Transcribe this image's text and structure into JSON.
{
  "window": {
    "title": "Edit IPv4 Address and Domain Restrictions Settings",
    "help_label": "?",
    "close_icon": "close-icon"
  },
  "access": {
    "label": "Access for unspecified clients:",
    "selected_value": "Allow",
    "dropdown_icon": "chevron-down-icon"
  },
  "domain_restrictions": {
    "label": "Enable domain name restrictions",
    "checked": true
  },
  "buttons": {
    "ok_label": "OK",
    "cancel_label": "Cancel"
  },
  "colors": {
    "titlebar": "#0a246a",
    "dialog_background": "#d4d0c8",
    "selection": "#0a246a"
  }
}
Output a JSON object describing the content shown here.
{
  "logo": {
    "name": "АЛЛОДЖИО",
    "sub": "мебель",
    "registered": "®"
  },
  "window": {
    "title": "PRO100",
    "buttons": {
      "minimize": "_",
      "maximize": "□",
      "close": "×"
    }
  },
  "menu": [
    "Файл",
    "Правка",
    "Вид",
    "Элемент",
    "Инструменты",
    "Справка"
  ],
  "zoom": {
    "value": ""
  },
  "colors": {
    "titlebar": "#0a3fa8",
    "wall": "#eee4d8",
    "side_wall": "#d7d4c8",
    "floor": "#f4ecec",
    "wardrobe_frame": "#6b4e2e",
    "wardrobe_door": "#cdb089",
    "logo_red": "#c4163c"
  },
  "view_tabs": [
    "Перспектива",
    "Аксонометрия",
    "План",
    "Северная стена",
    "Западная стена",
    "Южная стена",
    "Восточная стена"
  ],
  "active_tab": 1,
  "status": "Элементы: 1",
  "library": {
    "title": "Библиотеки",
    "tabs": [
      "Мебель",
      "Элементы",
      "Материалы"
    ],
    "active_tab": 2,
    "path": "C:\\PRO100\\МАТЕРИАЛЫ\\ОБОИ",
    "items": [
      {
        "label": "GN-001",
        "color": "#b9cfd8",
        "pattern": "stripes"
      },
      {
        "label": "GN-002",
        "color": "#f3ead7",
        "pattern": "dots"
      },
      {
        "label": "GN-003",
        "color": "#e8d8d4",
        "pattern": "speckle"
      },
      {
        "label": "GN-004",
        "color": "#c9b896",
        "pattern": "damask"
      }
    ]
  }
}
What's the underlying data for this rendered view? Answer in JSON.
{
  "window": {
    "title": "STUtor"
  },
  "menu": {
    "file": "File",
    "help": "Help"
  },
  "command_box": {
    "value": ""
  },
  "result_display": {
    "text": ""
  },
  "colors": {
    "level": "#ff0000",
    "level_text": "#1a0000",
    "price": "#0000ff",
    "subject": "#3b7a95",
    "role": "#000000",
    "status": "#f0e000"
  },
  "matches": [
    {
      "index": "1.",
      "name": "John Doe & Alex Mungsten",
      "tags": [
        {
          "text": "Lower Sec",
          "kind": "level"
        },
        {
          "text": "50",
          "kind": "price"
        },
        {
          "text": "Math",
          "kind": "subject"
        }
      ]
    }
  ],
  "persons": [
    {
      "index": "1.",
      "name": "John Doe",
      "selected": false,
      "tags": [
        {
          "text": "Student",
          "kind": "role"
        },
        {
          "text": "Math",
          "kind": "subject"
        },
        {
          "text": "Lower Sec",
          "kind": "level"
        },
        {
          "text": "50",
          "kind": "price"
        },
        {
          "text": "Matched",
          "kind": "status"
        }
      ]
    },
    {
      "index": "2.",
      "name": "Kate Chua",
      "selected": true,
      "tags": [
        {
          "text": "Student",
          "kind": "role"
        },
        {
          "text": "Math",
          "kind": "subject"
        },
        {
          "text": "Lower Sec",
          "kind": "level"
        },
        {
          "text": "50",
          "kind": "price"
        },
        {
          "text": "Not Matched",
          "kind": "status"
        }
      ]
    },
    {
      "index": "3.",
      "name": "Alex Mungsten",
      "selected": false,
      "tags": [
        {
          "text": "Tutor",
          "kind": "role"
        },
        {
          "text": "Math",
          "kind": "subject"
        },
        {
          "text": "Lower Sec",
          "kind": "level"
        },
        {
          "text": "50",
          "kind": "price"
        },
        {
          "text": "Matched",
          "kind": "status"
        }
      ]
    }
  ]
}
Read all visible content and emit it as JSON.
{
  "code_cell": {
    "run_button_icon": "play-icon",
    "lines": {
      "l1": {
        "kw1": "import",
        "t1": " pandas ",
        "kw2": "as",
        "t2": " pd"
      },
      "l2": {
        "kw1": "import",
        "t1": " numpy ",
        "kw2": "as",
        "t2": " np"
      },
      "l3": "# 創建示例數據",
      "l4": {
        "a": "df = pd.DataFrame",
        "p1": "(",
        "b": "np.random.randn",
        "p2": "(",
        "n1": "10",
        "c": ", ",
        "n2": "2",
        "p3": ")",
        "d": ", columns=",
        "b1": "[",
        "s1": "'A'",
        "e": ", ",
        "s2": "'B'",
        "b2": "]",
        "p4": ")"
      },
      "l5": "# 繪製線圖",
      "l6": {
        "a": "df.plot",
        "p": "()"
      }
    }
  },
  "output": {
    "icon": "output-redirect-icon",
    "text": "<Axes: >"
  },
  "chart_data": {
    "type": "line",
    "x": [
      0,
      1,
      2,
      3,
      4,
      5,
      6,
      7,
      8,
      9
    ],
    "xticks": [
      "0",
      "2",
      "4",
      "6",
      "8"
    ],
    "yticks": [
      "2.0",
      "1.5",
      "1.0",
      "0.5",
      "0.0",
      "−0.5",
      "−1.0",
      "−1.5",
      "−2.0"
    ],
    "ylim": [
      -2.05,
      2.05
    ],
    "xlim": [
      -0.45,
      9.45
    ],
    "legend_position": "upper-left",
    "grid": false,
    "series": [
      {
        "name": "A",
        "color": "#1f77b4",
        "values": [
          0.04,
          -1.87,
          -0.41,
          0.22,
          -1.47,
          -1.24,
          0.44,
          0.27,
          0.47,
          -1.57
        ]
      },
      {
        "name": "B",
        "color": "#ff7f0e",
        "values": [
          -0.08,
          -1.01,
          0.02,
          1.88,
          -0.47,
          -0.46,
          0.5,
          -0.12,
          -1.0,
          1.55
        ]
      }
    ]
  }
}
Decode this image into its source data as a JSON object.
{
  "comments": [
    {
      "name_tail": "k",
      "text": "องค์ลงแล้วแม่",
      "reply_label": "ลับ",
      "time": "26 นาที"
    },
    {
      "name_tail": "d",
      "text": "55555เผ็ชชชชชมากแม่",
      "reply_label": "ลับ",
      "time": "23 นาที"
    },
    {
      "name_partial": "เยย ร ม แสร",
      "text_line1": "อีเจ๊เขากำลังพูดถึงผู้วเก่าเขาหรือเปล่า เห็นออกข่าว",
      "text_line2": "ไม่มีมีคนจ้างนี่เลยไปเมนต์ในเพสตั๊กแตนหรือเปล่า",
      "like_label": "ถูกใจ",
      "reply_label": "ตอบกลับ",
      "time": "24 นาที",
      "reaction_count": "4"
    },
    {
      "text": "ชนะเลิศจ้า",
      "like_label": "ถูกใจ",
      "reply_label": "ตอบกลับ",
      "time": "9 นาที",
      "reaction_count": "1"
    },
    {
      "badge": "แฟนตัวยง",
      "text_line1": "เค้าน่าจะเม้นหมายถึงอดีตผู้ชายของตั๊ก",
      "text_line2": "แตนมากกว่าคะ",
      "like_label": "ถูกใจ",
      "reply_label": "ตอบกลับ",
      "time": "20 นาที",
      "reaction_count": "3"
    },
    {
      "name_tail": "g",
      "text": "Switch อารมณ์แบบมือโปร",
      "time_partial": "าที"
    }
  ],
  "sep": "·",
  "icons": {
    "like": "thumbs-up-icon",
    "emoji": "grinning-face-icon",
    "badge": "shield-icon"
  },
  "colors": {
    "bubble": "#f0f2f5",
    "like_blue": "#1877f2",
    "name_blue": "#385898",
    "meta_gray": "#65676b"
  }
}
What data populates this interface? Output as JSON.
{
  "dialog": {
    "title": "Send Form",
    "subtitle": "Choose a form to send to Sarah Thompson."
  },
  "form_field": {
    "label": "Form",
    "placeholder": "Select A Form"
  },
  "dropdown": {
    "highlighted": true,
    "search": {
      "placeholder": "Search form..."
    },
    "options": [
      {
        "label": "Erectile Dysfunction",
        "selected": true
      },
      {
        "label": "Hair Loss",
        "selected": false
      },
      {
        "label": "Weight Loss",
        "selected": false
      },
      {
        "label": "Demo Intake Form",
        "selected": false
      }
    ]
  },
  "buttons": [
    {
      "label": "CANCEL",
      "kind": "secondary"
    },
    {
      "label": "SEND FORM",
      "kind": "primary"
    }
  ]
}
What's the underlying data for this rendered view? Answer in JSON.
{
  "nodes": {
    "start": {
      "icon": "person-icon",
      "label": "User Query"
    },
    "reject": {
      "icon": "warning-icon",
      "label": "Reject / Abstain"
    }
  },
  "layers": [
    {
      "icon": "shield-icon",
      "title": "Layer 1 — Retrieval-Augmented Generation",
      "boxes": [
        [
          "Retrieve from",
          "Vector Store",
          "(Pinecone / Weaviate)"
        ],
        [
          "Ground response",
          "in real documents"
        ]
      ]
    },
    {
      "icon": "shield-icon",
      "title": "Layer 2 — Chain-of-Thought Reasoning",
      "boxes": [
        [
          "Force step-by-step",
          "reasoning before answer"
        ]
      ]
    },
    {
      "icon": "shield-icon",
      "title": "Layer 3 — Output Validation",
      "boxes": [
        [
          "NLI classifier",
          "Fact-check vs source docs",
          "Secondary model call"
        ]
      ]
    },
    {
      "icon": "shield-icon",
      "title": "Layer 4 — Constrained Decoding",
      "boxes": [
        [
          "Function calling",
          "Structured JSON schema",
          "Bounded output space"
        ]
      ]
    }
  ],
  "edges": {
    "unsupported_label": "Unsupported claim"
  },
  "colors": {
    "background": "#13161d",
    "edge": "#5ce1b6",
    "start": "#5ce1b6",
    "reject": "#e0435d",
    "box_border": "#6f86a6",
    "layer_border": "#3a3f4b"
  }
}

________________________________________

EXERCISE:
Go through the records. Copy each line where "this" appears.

WORKED SOLUTION:
Transcribe this image's text and structure into JSON.
What's the underlying data for this rendered view? Answer in JSON.
Decode this image into its source data as a JSON object.
What data populates this interface? Output as JSON.
What's the underlying data for this rendered view? Answer in JSON.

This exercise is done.